• App and web page records:
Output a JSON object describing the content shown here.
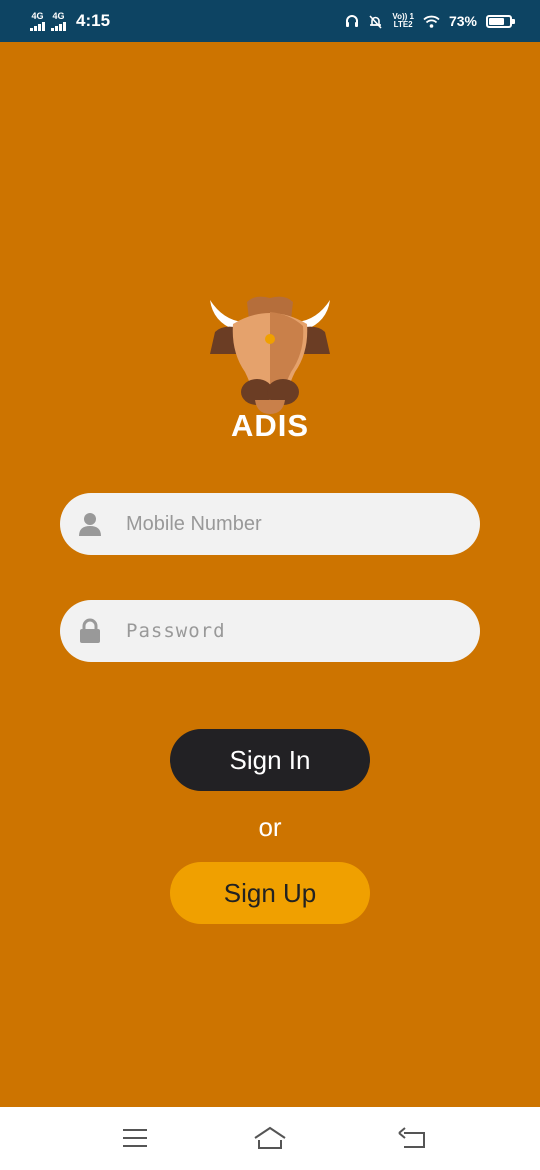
{
  "status_bar": {
    "network1": "4G",
    "network2": "4G",
    "time": "4:15",
    "volte_top": "Vo)) 1",
    "volte_bottom": "LTE2",
    "battery_percent": "73%",
    "battery_level": 0.73
  },
  "app": {
    "name": "ADIS"
  },
  "form": {
    "mobile_placeholder": "Mobile Number",
    "password_placeholder": "Password",
    "signin_label": "Sign In",
    "or_label": "or",
    "signup_label": "Sign Up"
  },
  "icons": {
    "mobile": "user-icon",
    "password": "lock-icon",
    "nav": [
      "menu-icon",
      "home-icon",
      "back-icon"
    ]
  },
  "colors": {
    "background": "#cd7400",
    "status_bar": "#0d4463",
    "field": "#f2f2f2",
    "signin": "#222124",
    "signup": "#f0a000"
  }
}
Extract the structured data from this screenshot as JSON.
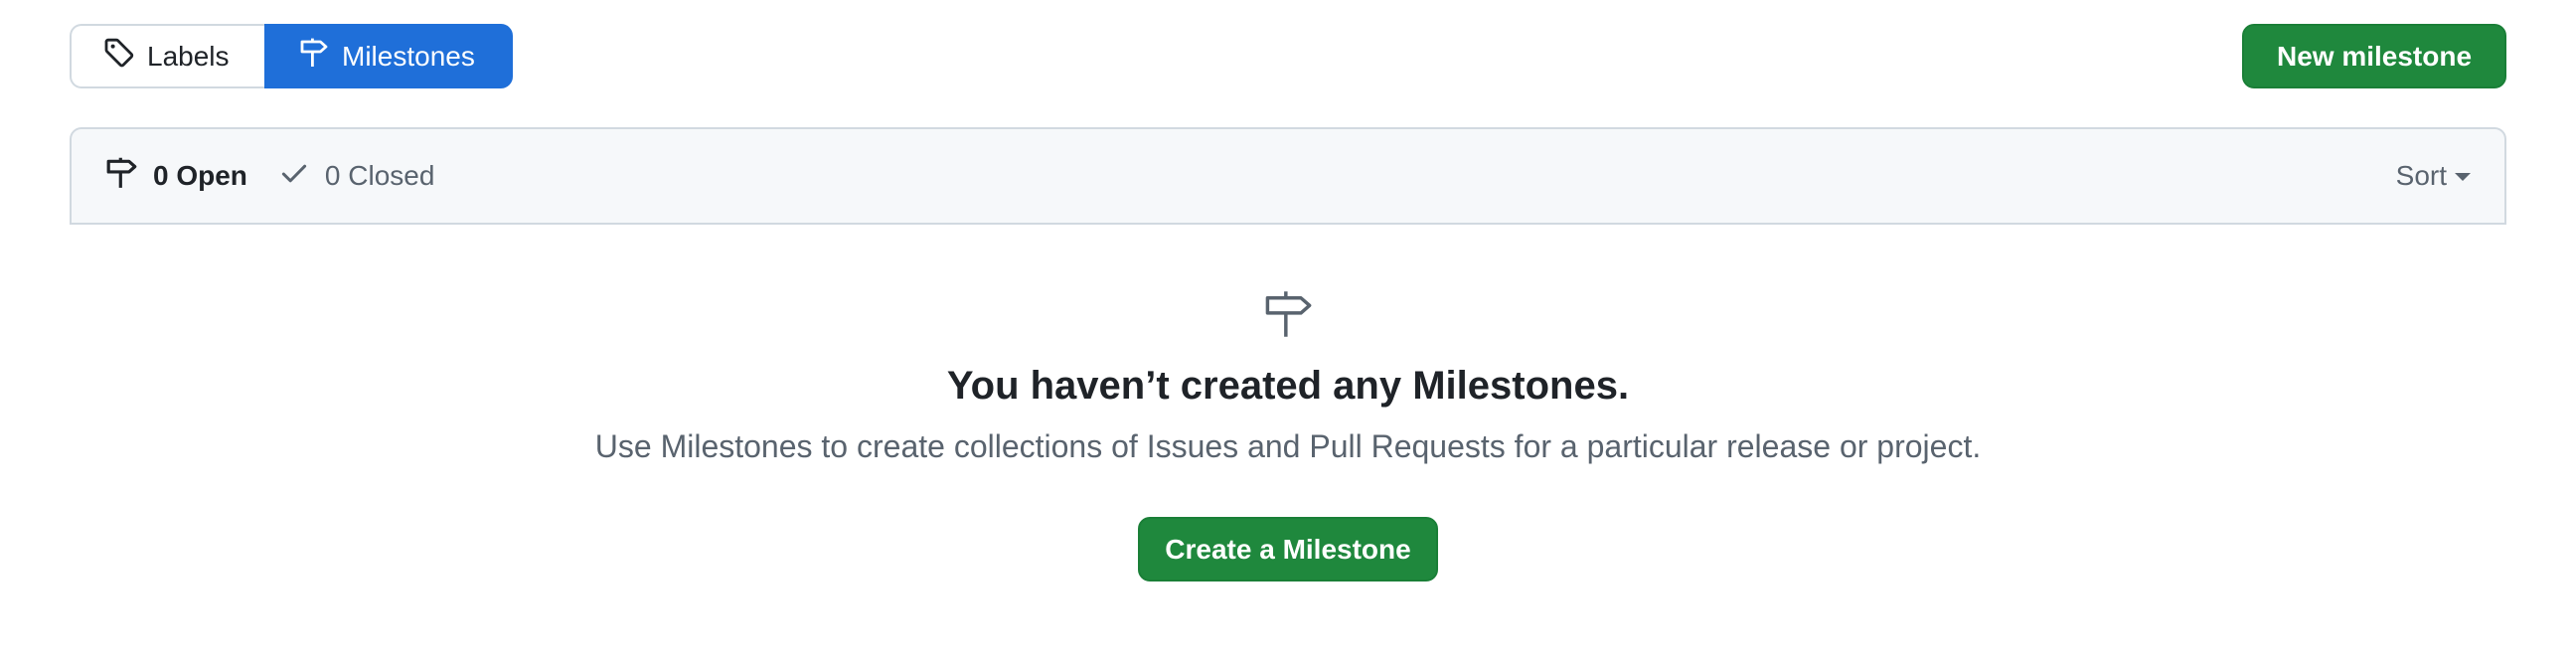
{
  "tabs": {
    "labels": "Labels",
    "milestones": "Milestones"
  },
  "actions": {
    "new_milestone": "New milestone"
  },
  "filter": {
    "open": "0 Open",
    "closed": "0 Closed",
    "sort": "Sort"
  },
  "blankslate": {
    "title": "You haven’t created any Milestones.",
    "description": "Use Milestones to create collections of Issues and Pull Requests for a particular release or project.",
    "button": "Create a Milestone"
  },
  "icons": {
    "labels": "tag-icon",
    "milestones": "milestone-icon",
    "closed": "check-icon",
    "sort": "caret-down-icon"
  },
  "colors": {
    "primary_blue": "#1f6fd9",
    "primary_green": "#1f883d",
    "muted_text": "#59636e",
    "border": "#d1d9e0"
  }
}
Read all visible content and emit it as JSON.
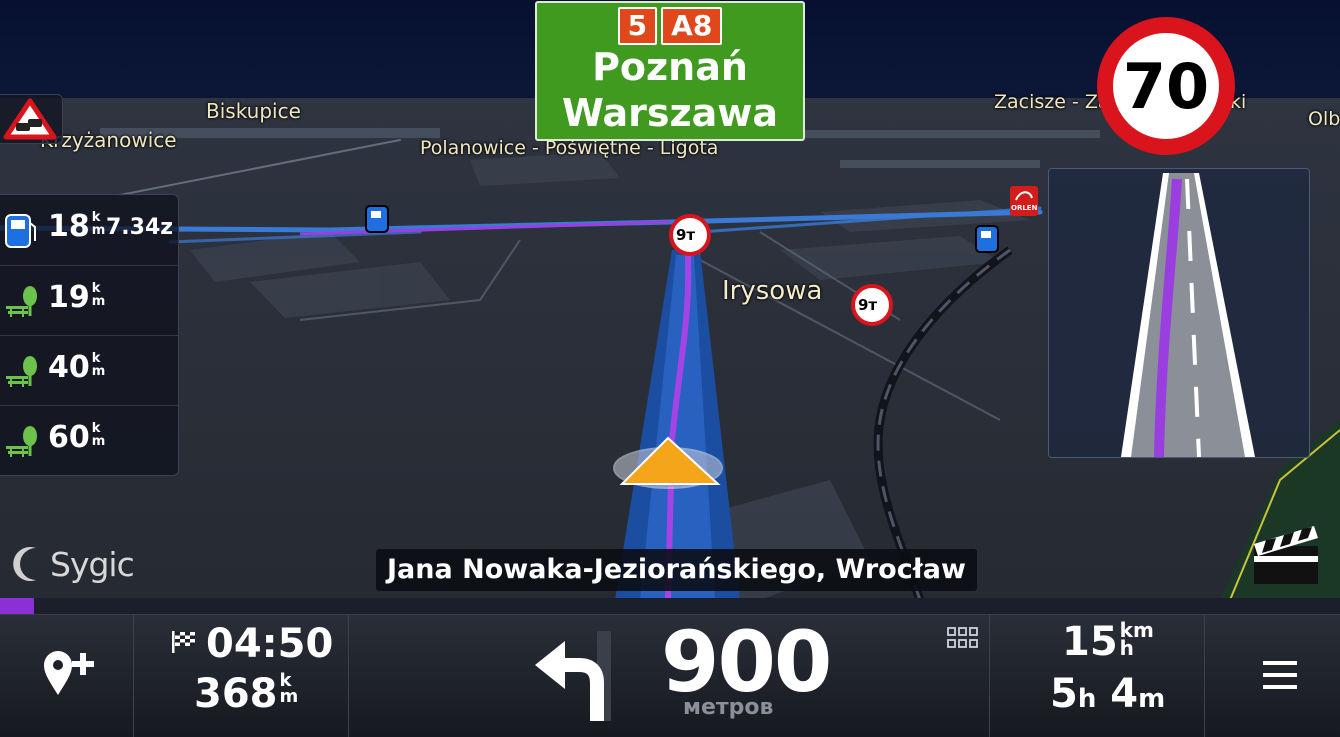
{
  "map": {
    "labels": {
      "krzyzanowice": "Krzyżanowice",
      "biskupice": "Biskupice",
      "polanowice": "Polanowice - Poświętne - Ligota",
      "zacisze": "Zacisze - Za",
      "zacisze_tail": "ki",
      "olb": "Olb",
      "irysowa": "Irysowa"
    },
    "weight_signs": [
      "9т",
      "9т"
    ],
    "orlen_label": "ORLEN"
  },
  "road_sign": {
    "shields": [
      "5",
      "A8"
    ],
    "destinations": [
      "Poznań",
      "Warszawa"
    ]
  },
  "speed_limit": "70",
  "poi_panel": {
    "rows": [
      {
        "icon": "fuel-icon",
        "distance": "18",
        "unit_top": "k",
        "unit_bottom": "m",
        "extra": "7.34z"
      },
      {
        "icon": "rest-area-icon",
        "distance": "19",
        "unit_top": "k",
        "unit_bottom": "m"
      },
      {
        "icon": "rest-area-icon",
        "distance": "40",
        "unit_top": "k",
        "unit_bottom": "m"
      },
      {
        "icon": "rest-area-icon",
        "distance": "60",
        "unit_top": "k",
        "unit_bottom": "m"
      }
    ]
  },
  "street_name": "Jana Nowaka-Jeziorańskiego, Wrocław",
  "logo": "Sygic",
  "route_progress": 0.025,
  "bottom_bar": {
    "eta_time": "04:50",
    "remaining_distance": "368",
    "remaining_unit_top": "k",
    "remaining_unit_bottom": "m",
    "turn_distance": "900",
    "turn_unit": "метров",
    "speed": "15",
    "speed_unit_top": "km",
    "speed_unit_bottom": "h",
    "duration_hours": "5",
    "duration_hours_unit": "h",
    "duration_minutes": "4",
    "duration_minutes_unit": "m"
  },
  "colors": {
    "route": "#9a3ee0",
    "road_sign_bg": "#3f9a1f",
    "shield_bg": "#e0471a",
    "speed_limit_ring": "#d9141c",
    "vehicle_arrow": "#f5a51a",
    "fuel_icon": "#1e6fe0",
    "progress": "#8d2fd6"
  }
}
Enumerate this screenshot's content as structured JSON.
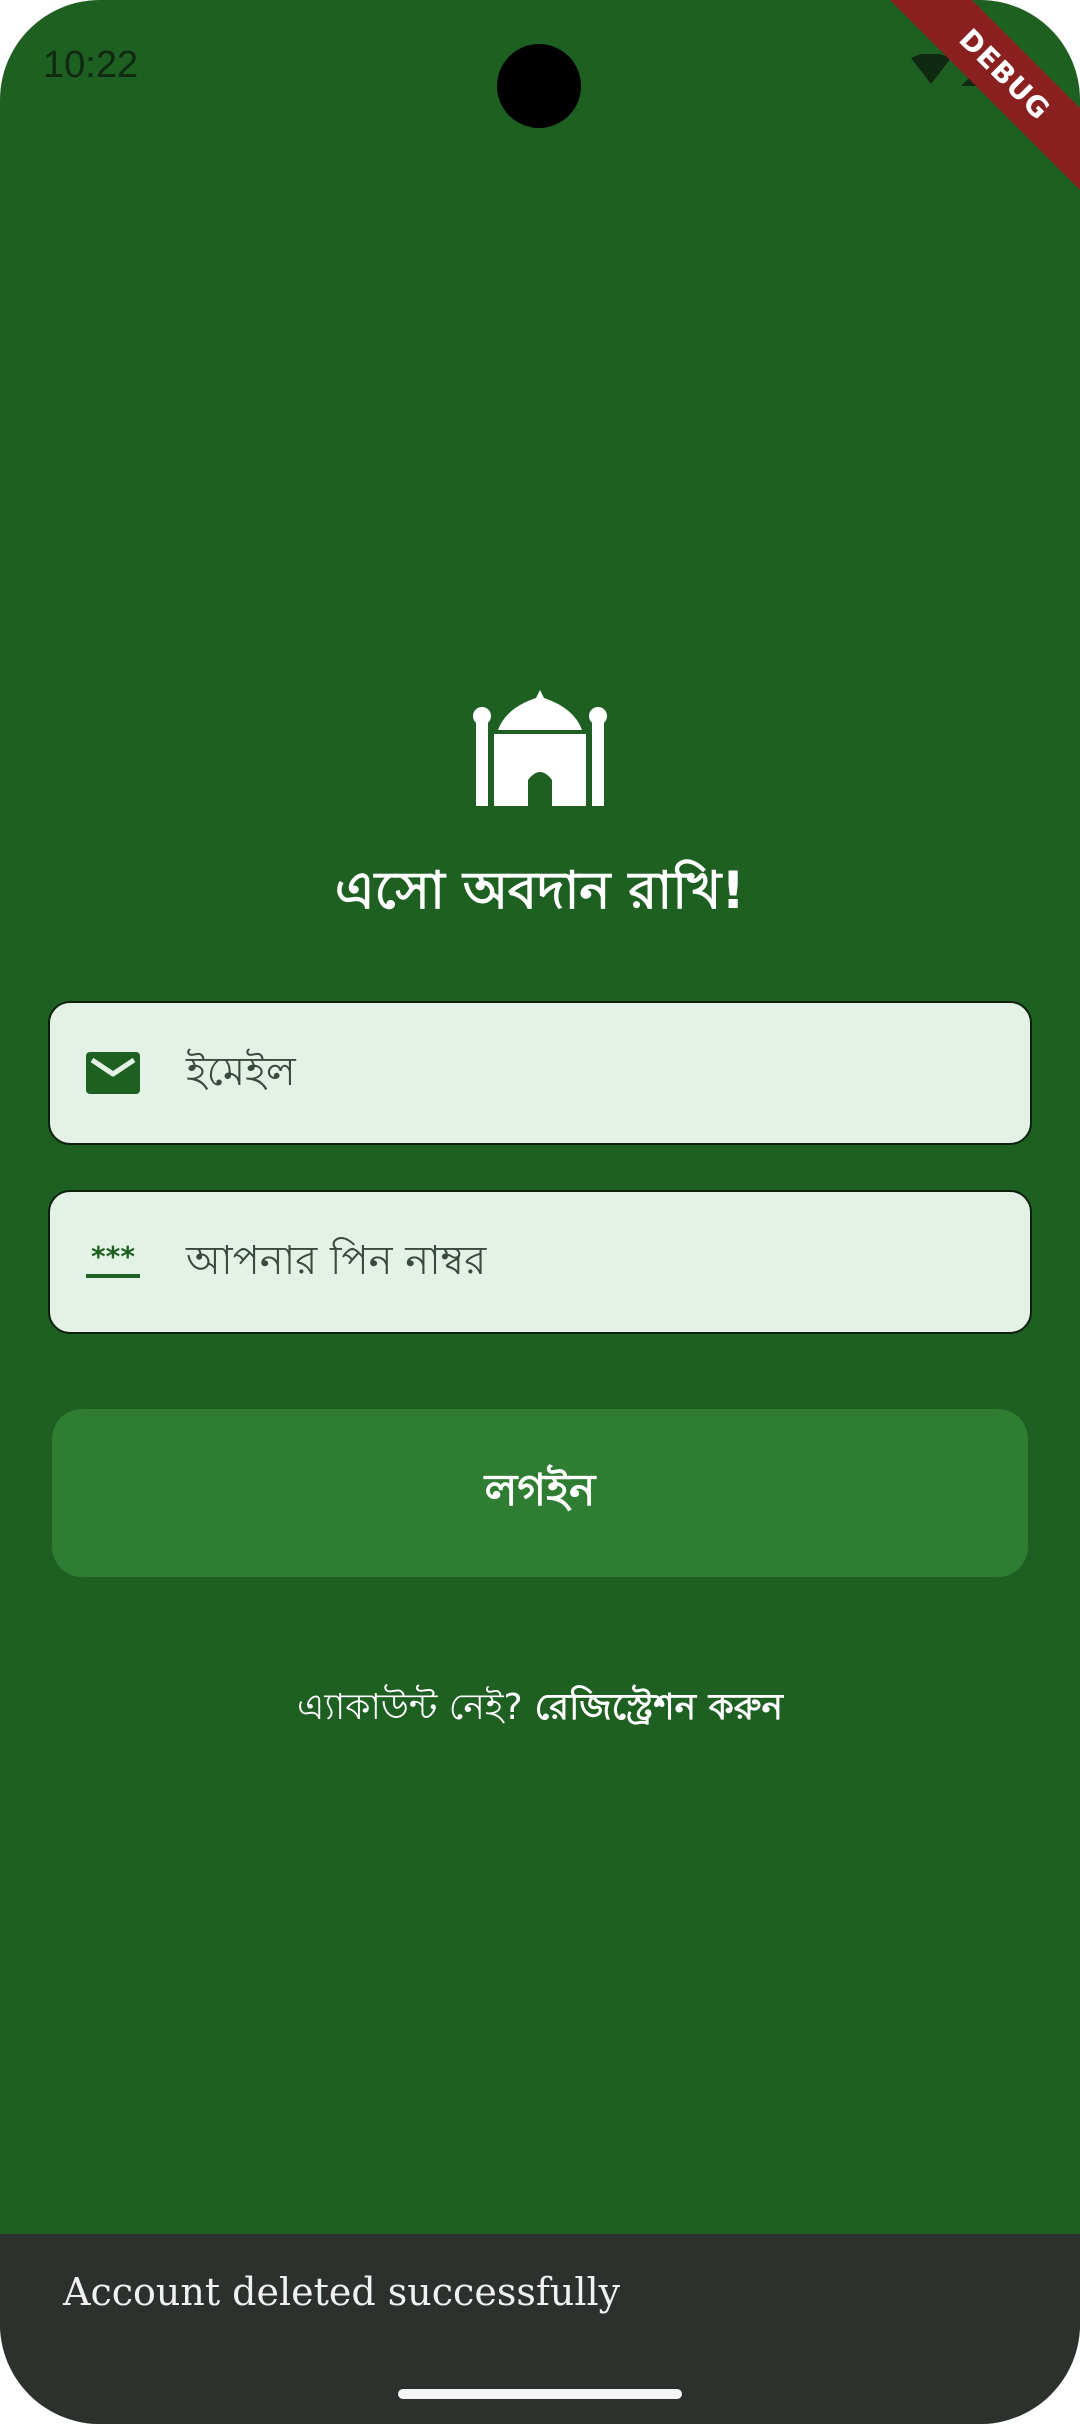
{
  "status_bar": {
    "time": "10:22",
    "icons": [
      "wifi-icon",
      "signal-icon",
      "battery-icon"
    ]
  },
  "debug_banner": "DEBUG",
  "logo": {
    "icon": "mosque-icon"
  },
  "title": "এসো অবদান রাখি!",
  "form": {
    "email": {
      "placeholder": "ইমেইল",
      "icon": "mail-icon"
    },
    "pin": {
      "placeholder": "আপনার পিন নাম্বর",
      "icon": "password-icon"
    }
  },
  "login_button": "লগইন",
  "register": {
    "prompt": "এ্যাকাউন্ট নেই?",
    "link": "রেজিস্ট্রেশন করুন"
  },
  "snackbar": {
    "message": "Account deleted successfully"
  },
  "colors": {
    "background": "#1e5f22",
    "field_background": "#e3f2e5",
    "button": "#2f7d32",
    "snackbar": "#2d312d"
  }
}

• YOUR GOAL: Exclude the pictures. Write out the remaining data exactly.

• ANSWER FOR THE TASK:
Output a JSON object describing the content shown here.
{
  "status_bar": {
    "network1": "4G",
    "network2": "4G",
    "time": "4:15",
    "volte_top": "Vo)) 1",
    "volte_bottom": "LTE2",
    "battery_percent": "73%",
    "battery_level": 0.73
  },
  "app": {
    "name": "ADIS"
  },
  "form": {
    "mobile_placeholder": "Mobile Number",
    "password_placeholder": "Password",
    "signin_label": "Sign In",
    "or_label": "or",
    "signup_label": "Sign Up"
  },
  "icons": {
    "mobile": "user-icon",
    "password": "lock-icon",
    "nav": [
      "menu-icon",
      "home-icon",
      "back-icon"
    ]
  },
  "colors": {
    "background": "#cd7400",
    "status_bar": "#0d4463",
    "field": "#f2f2f2",
    "signin": "#222124",
    "signup": "#f0a000"
  }
}
Extract the structured data from this screenshot as JSON.
{
  "tabs": {
    "labels": "Labels",
    "milestones": "Milestones"
  },
  "actions": {
    "new_milestone": "New milestone"
  },
  "filter": {
    "open": "0 Open",
    "closed": "0 Closed",
    "sort": "Sort"
  },
  "blankslate": {
    "title": "You haven’t created any Milestones.",
    "description": "Use Milestones to create collections of Issues and Pull Requests for a particular release or project.",
    "button": "Create a Milestone"
  },
  "icons": {
    "labels": "tag-icon",
    "milestones": "milestone-icon",
    "closed": "check-icon",
    "sort": "caret-down-icon"
  },
  "colors": {
    "primary_blue": "#1f6fd9",
    "primary_green": "#1f883d",
    "muted_text": "#59636e",
    "border": "#d1d9e0"
  }
}
Read all visible content and emit it as JSON.
{
  "map": {
    "labels": {
      "krzyzanowice": "Krzyżanowice",
      "biskupice": "Biskupice",
      "polanowice": "Polanowice - Poświętne - Ligota",
      "zacisze": "Zacisze - Za",
      "zacisze_tail": "ki",
      "olb": "Olb",
      "irysowa": "Irysowa"
    },
    "weight_signs": [
      "9т",
      "9т"
    ],
    "orlen_label": "ORLEN"
  },
  "road_sign": {
    "shields": [
      "5",
      "A8"
    ],
    "destinations": [
      "Poznań",
      "Warszawa"
    ]
  },
  "speed_limit": "70",
  "poi_panel": {
    "rows": [
      {
        "icon": "fuel-icon",
        "distance": "18",
        "unit_top": "k",
        "unit_bottom": "m",
        "extra": "7.34z"
      },
      {
        "icon": "rest-area-icon",
        "distance": "19",
        "unit_top": "k",
        "unit_bottom": "m"
      },
      {
        "icon": "rest-area-icon",
        "distance": "40",
        "unit_top": "k",
        "unit_bottom": "m"
      },
      {
        "icon": "rest-area-icon",
        "distance": "60",
        "unit_top": "k",
        "unit_bottom": "m"
      }
    ]
  },
  "street_name": "Jana Nowaka-Jeziorańskiego, Wrocław",
  "logo": "Sygic",
  "route_progress": 0.025,
  "bottom_bar": {
    "eta_time": "04:50",
    "remaining_distance": "368",
    "remaining_unit_top": "k",
    "remaining_unit_bottom": "m",
    "turn_distance": "900",
    "turn_unit": "метров",
    "speed": "15",
    "speed_unit_top": "km",
    "speed_unit_bottom": "h",
    "duration_hours": "5",
    "duration_hours_unit": "h",
    "duration_minutes": "4",
    "duration_minutes_unit": "m"
  },
  "colors": {
    "route": "#9a3ee0",
    "road_sign_bg": "#3f9a1f",
    "shield_bg": "#e0471a",
    "speed_limit_ring": "#d9141c",
    "vehicle_arrow": "#f5a51a",
    "fuel_icon": "#1e6fe0",
    "progress": "#8d2fd6"
  }
}
Enumerate this screenshot's content as structured JSON.
{
  "status_bar": {
    "time": "10:22",
    "icons": [
      "wifi-icon",
      "signal-icon",
      "battery-icon"
    ]
  },
  "debug_banner": "DEBUG",
  "logo": {
    "icon": "mosque-icon"
  },
  "title": "এসো অবদান রাখি!",
  "form": {
    "email": {
      "placeholder": "ইমেইল",
      "icon": "mail-icon"
    },
    "pin": {
      "placeholder": "আপনার পিন নাম্বর",
      "icon": "password-icon"
    }
  },
  "login_button": "লগইন",
  "register": {
    "prompt": "এ্যাকাউন্ট নেই?",
    "link": "রেজিস্ট্রেশন করুন"
  },
  "snackbar": {
    "message": "Account deleted successfully"
  },
  "colors": {
    "background": "#1e5f22",
    "field_background": "#e3f2e5",
    "button": "#2f7d32",
    "snackbar": "#2d312d"
  }
}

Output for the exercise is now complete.